Items from an interface collection
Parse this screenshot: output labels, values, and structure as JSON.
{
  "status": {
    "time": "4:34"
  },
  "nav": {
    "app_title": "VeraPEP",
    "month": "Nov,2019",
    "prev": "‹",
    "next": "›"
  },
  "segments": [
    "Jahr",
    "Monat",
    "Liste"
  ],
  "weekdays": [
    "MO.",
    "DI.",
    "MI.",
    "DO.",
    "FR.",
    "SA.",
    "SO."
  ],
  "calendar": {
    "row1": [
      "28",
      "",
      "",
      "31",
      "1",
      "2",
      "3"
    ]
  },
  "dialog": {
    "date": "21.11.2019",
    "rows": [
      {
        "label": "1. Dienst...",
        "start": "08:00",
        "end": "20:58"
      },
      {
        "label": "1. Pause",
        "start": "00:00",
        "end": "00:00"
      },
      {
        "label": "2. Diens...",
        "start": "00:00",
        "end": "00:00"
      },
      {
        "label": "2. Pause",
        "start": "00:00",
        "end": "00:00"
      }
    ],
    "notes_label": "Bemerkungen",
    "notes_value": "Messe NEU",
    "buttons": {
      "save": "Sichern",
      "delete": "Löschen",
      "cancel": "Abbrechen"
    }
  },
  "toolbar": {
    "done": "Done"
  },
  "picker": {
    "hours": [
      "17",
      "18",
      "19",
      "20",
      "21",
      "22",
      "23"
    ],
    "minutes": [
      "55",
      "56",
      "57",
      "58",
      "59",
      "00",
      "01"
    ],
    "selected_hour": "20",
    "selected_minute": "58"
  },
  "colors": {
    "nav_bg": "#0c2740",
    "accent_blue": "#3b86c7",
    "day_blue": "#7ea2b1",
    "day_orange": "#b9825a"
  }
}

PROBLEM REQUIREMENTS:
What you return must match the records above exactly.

YOUR RESPONSE:
Parse this screenshot: output labels, values, and structure as JSON.
{
  "status": {
    "time": "4:34"
  },
  "nav": {
    "app_title": "VeraPEP",
    "month": "Nov,2019",
    "prev": "‹",
    "next": "›"
  },
  "segments": [
    "Jahr",
    "Monat",
    "Liste"
  ],
  "weekdays": [
    "MO.",
    "DI.",
    "MI.",
    "DO.",
    "FR.",
    "SA.",
    "SO."
  ],
  "calendar": {
    "row1": [
      "28",
      "",
      "",
      "31",
      "1",
      "2",
      "3"
    ]
  },
  "dialog": {
    "date": "21.11.2019",
    "rows": [
      {
        "label": "1. Dienst...",
        "start": "08:00",
        "end": "20:58"
      },
      {
        "label": "1. Pause",
        "start": "00:00",
        "end": "00:00"
      },
      {
        "label": "2. Diens...",
        "start": "00:00",
        "end": "00:00"
      },
      {
        "label": "2. Pause",
        "start": "00:00",
        "end": "00:00"
      }
    ],
    "notes_label": "Bemerkungen",
    "notes_value": "Messe NEU",
    "buttons": {
      "save": "Sichern",
      "delete": "Löschen",
      "cancel": "Abbrechen"
    }
  },
  "toolbar": {
    "done": "Done"
  },
  "picker": {
    "hours": [
      "17",
      "18",
      "19",
      "20",
      "21",
      "22",
      "23"
    ],
    "minutes": [
      "55",
      "56",
      "57",
      "58",
      "59",
      "00",
      "01"
    ],
    "selected_hour": "20",
    "selected_minute": "58"
  },
  "colors": {
    "nav_bg": "#0c2740",
    "accent_blue": "#3b86c7",
    "day_blue": "#7ea2b1",
    "day_orange": "#b9825a"
  }
}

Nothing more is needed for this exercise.